Wednesday, July 30, 2008


A while back, I was writing to a professor friend who travels an awful lot, speaking all over the world. Because he travels so much, I knew he would understand when I said, "It's that time of day when in any civilized country things would be shut down and a person could take a nap if they wanted to." Or something like that. And he understood completely as he was soon to go to a mediterranean country where that would be just the case.

Just in case you don't know what I'm talking about, in most countries around the Mediterranean, places of business shut down during the middle part of the day and open again in the evening. This is "siesta" time, go home for a real lunch time, get in out of the heat time, give yourself a break time.

Especially as research is showing more and more the value of a nap and the reality that our brains and bodies need that rest in the middle of the day--that productivity actually increases when workplaces incorporate a napping (or at least resting) policy--I think it really is very uncivilized of us not to recognize this and do something about it.

I'm using the definition of "civil" as "of, relating to, or befitting a citizen or citizens." Working through the day without a real stop is not related to citizens as much as it's related to greed and inflexibility. And it certainly doesn't befit us (or benefit us) to force ourselves to continue working when the brain is crying out for a break.
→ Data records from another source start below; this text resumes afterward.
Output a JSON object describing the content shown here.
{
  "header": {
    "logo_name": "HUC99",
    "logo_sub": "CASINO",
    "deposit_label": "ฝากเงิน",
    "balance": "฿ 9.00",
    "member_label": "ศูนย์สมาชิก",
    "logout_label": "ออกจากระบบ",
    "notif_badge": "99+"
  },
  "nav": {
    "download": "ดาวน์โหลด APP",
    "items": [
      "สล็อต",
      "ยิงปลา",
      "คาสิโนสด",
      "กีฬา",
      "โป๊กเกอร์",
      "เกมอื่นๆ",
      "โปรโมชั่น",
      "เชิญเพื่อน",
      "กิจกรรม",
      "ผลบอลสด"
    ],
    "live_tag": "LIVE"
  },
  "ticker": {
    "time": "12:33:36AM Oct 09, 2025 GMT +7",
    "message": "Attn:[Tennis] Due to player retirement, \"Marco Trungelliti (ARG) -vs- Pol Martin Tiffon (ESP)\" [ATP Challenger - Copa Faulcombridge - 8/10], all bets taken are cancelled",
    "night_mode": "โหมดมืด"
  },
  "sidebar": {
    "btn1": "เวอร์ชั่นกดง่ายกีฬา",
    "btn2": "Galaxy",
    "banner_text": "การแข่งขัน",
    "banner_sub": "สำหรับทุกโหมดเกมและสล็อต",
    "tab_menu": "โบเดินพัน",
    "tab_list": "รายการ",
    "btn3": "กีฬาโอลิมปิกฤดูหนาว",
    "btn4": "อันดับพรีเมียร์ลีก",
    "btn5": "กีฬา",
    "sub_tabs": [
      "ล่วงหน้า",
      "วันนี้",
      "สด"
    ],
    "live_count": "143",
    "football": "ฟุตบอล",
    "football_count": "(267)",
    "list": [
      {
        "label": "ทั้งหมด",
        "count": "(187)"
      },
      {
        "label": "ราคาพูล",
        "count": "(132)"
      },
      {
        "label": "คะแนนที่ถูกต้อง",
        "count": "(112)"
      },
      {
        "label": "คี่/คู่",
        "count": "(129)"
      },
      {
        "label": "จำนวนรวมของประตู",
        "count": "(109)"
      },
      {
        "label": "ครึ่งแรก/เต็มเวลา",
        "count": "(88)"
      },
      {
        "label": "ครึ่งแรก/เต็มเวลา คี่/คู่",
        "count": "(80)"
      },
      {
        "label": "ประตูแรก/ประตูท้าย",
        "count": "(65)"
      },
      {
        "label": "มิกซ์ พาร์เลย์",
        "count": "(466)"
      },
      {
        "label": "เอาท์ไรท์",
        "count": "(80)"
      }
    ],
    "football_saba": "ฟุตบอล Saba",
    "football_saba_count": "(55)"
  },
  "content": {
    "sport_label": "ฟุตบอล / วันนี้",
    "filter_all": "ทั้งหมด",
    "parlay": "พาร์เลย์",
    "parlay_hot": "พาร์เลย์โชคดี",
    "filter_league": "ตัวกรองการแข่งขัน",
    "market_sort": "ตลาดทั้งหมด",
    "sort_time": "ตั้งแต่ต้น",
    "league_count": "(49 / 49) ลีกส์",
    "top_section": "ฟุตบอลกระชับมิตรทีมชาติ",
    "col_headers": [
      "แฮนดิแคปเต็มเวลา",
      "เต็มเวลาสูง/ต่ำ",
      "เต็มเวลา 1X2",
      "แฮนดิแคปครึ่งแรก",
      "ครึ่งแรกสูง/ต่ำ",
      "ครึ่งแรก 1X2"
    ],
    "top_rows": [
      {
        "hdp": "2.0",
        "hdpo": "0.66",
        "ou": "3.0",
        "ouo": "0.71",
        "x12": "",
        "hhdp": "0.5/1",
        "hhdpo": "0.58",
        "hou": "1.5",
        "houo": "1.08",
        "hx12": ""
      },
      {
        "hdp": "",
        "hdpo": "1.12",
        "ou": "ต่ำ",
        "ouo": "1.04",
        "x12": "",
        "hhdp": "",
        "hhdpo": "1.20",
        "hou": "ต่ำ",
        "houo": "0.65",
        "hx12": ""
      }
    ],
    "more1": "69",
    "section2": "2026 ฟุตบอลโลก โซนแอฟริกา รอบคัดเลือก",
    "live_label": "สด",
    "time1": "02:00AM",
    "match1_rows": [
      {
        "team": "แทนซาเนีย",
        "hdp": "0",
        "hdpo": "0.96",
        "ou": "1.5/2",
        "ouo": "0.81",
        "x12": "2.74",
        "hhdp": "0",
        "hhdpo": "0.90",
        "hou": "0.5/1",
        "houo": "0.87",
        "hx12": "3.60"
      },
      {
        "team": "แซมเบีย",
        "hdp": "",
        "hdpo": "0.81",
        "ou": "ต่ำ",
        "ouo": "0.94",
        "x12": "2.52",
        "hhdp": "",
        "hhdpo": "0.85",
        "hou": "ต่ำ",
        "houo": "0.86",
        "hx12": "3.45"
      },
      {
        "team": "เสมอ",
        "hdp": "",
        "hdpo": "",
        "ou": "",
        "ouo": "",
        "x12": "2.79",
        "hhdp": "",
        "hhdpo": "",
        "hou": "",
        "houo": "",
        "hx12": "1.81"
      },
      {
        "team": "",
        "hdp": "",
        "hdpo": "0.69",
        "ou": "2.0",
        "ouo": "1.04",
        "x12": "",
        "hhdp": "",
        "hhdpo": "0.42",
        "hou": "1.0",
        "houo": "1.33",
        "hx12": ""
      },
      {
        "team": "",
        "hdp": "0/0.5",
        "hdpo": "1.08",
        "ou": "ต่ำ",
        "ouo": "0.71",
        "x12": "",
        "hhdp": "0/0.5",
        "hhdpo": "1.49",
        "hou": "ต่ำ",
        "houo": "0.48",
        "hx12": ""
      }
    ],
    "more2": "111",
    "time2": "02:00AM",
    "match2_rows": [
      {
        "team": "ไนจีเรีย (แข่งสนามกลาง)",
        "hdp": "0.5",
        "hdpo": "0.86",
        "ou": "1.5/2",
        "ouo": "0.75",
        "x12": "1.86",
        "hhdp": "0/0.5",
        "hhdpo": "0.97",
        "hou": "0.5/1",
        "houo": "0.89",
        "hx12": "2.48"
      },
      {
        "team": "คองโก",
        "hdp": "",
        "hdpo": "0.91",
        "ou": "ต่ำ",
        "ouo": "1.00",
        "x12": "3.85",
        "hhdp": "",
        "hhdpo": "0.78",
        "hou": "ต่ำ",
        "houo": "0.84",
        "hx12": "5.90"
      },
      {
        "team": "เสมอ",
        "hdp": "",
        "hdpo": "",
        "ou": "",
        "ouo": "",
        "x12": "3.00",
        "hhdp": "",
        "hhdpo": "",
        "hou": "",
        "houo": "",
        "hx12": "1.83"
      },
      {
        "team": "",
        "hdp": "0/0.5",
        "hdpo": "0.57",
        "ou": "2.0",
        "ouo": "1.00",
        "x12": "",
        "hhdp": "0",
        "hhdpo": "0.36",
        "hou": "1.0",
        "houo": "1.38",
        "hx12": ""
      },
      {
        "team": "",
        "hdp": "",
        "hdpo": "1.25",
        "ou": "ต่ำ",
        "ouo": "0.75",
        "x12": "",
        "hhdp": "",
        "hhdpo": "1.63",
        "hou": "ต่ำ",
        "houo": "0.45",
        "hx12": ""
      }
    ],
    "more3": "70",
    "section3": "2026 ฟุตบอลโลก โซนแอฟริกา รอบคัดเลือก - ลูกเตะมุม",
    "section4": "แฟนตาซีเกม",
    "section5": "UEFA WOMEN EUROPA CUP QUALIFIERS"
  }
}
It's no different from skipping a meal in order to keep working longer, in my opinion.

Lately I'm feeling that it is rather uncivilized of us in America, at least here in the South, not to shut down for a longer while during these awful hot days.

I figure the earliest settlers in Memphis must have arrived in early October, and by the time June came, they had already invested so much in living here that it was too late to change their mind. Otherwise no one would ever decide to build a city here where it gets over 100 AND the humidity reaches into the 90+ percent range.

I may be part Cherokee and part Choctaw, but my heat tolerance genes seem to have all come down from the English and Scottish ancestors. These days I can hardly stand to walk from the front door to the car. I am taking my lunch to work every day--I who so dearly value my lunch time away from the office--just to avoid having to walk out, get in the hot car, and then get out again to go somewhere to eat.

I find it hard to focus after 10am. I feel drained when I get home after work. I feel starved for sunlight and the energy it usually provides. The heat drains more energy than the light gives, I think.

Someone told me at church tonight that it's supposed to get down into the 70's tonight. I had this vision of waking up at 4am just to go out and walk around a bit. I'm not going to set an alarm to do it, but if I do wake during the night, I just might step out to feel cooler air for a change.

I feel sorry for my surprise lilies that have popped up and are already starting to turn brown because the watering we do is not enough.

I feel sorry for the dogs when I leave in the morning and know they will spend the day outside. And little Paolo comes in and after a drink often plops down right over the a.c. vent in the living room.

I think of people living without air conditioning. I pray for them. I wonder what on earth can be done for them. No one should have to live here without it, and people die most summers from the heat (weakened by old age, usually.)

So, I don't know why those early people decided to settle here. But since they did, I wish we could be like the Mediterranean people and just close up the house and disappear for a few weeks to a house by the sea, with breezes and water to jump into. And no work to do, because who can do any decent work feeling like this, anyway?

That's my summer lament for this year. I don't know when I'll get back to blog. I'm going out of town again soon (to another hot place with poor cooling systems...I'm going to take a fan with me!), and all my creative juices are hiding out until it cools off a bit and they can risk flowing without fear of being fried, I guess.

I read this recently, from another blog: "Someone once said that the misery of a heat wave is something that can't really be quantified, it's only endured."

So if I don't write for a while, know that I'm working hard enduring the heat. For sure I'll be back after the heat wave known as summer in Memphis passes.


Lawrence Underwood said...

Actually, our wise Southern forbears did take breaks in the afternoons during the balmy hot summers.

Sheila said...

Well, whatever happened to the love and cherishing of that tradition, I wonder?

(According to the dictionary I consulted, "balmy" means "mild and pleasant," so I don't think it applies here!)

Amy Jo Underwood said...

I wish it was cooler also!
Though I don't really like taking naps unless I have a good book to read :)

Lucy said...

Whooooohhh! That's me blowing you cooling a breeze across the waters.

Have a good break, Sheila dear, and stay cool! It's my turn to write...

Molly Underwood said...

Good southern rains help a lot!
May it down pour your way soon.

Also, for AmyJo! It's not a nap if you are reading!! ha ha

Oh sheila, we love you!